In 1972, Tony and Maureen Wheeler completed a backpacking trip overland from England to Australia. When they arrived, friends asked them where they had gone along the way, where they had stopped and where they had eaten. In response, they made a guidebook for the trip and called it Across Asia on the Cheap. It became the first of a series they would later name Lonely Planet. Eighty million copies later, they are one of the largest travel publishers in the world. Periplus Publishing just released the duo’s autobiography, The Lonely Planet Story.
- By Chris Otchy
- | Oct 19, 2006
Is there anywhere you haven’t been?
Oh yeah, lots of places. Mongolia, Yemen…You know, the thing about travelling is the more places you go, the more you hear about. The more you travel, the bigger the world gets.

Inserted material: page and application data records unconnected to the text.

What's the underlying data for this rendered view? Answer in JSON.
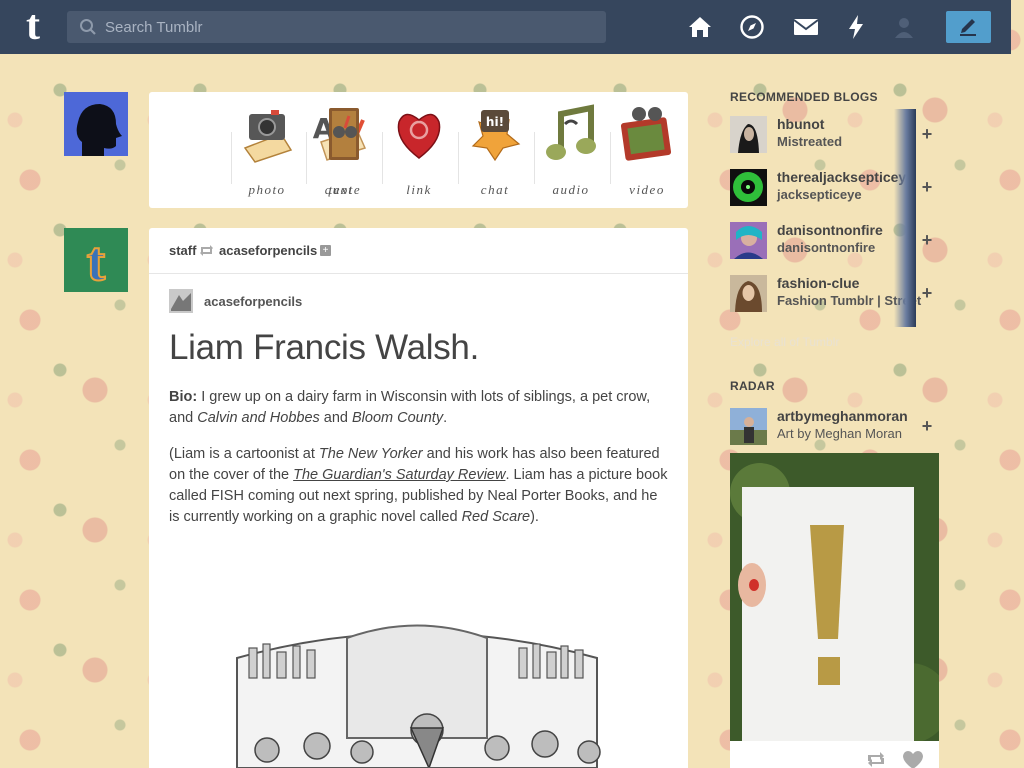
{
  "header": {
    "logo": "t",
    "search_placeholder": "Search Tumblr",
    "icons": [
      "home-icon",
      "explore-icon",
      "inbox-icon",
      "activity-icon",
      "account-icon",
      "compose-icon"
    ]
  },
  "colors": {
    "topbar": "#36465d",
    "accent": "#529ecc",
    "background": "#f3e3b8"
  },
  "post_types": [
    {
      "label": "text",
      "icon": "text-icon"
    },
    {
      "label": "photo",
      "icon": "camera-icon"
    },
    {
      "label": "quote",
      "icon": "quote-book-icon"
    },
    {
      "label": "link",
      "icon": "link-heart-icon"
    },
    {
      "label": "chat",
      "icon": "chat-bubble-icon"
    },
    {
      "label": "audio",
      "icon": "audio-note-icon"
    },
    {
      "label": "video",
      "icon": "video-film-icon"
    }
  ],
  "post": {
    "reblogger": "staff",
    "source": "acaseforpencils",
    "author": "acaseforpencils",
    "title": "Liam Francis Walsh.",
    "bio_label": "Bio:",
    "bio_text_1": " I grew up on a dairy farm in Wisconsin with lots of siblings, a pet crow, and ",
    "bio_italic_1": "Calvin and Hobbes",
    "bio_text_2": " and ",
    "bio_italic_2": "Bloom County",
    "bio_text_3": ".",
    "p2_text_1": "(Liam is a cartoonist at ",
    "p2_italic_1": "The New Yorker",
    "p2_text_2": " and his work has also been featured on the cover of the ",
    "p2_link": "The Guardian's Saturday Review",
    "p2_text_3": ". Liam has a picture book called FISH coming out next spring, published by Neal Porter Books, and he is currently working on a graphic novel called ",
    "p2_italic_2": "Red Scare",
    "p2_text_4": ")."
  },
  "sidebar": {
    "recommended_title": "RECOMMENDED BLOGS",
    "recommended": [
      {
        "name": "hbunot",
        "subtitle": "Mistreated",
        "add": "+"
      },
      {
        "name": "therealjacksepticeye",
        "subtitle": "jacksepticeye",
        "add": "+"
      },
      {
        "name": "danisontnonfire",
        "subtitle": "danisontnonfire",
        "add": "+"
      },
      {
        "name": "fashion-clue",
        "subtitle": "Fashion Tumblr | Street",
        "add": "+"
      }
    ],
    "explore_link": "Explore all of Tumblr",
    "radar_title": "RADAR",
    "radar": {
      "name": "artbymeghanmoran",
      "subtitle": "Art by Meghan Moran",
      "add": "+"
    }
  }
}
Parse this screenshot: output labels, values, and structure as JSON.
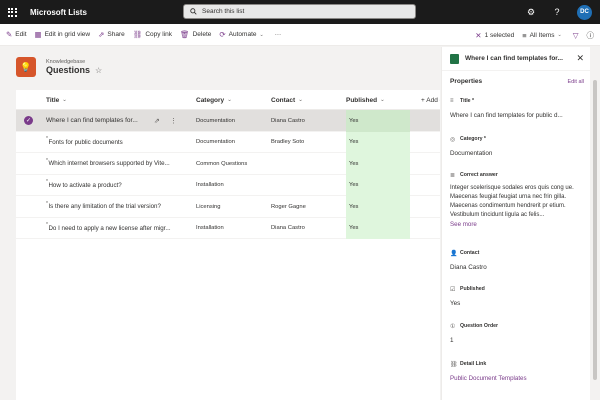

What’s the most beautiful place you’ve been to?
Antarctica. Everything’s either blue or white; either completely barren or penguins as far as the eye can see. That’s probably the most beautiful place we’ve been.
Do you still use your own books when you travel and stay in guesthouses, or are you a bit beyond that now?
Yes, of course we still use them! Well, we’re a lot older and the thing about getting older is you have more money so you have more choices. We have the option of being able to stay in hotels now. But if you go to somewhere like Ethiopia, there aren’t many options, and we’re still happy to stay in guesthouses.
Where does the name come from?
Our very first book we did, we made it ourselves—right on our kitchen table. Once we made it we had to come up with a name for our company. We were sitting in an Italian restaurant trying to think of a name and couldn’t think of anything. We had just seen a movie, and there was a Joe Cocker song in it called “Space Captain.” I was sitting there humming the lyrics to myself, which go, “Once I was traveling across the sky/ This lonely planet caught my eye…” And we said, “Ah, that’s it! Lonely Planet.” Of course it wasn’t until later we realized the lyric is actually, “This lovely planet caught my eye.” So the name is actually based on an error I made over thirty years ago.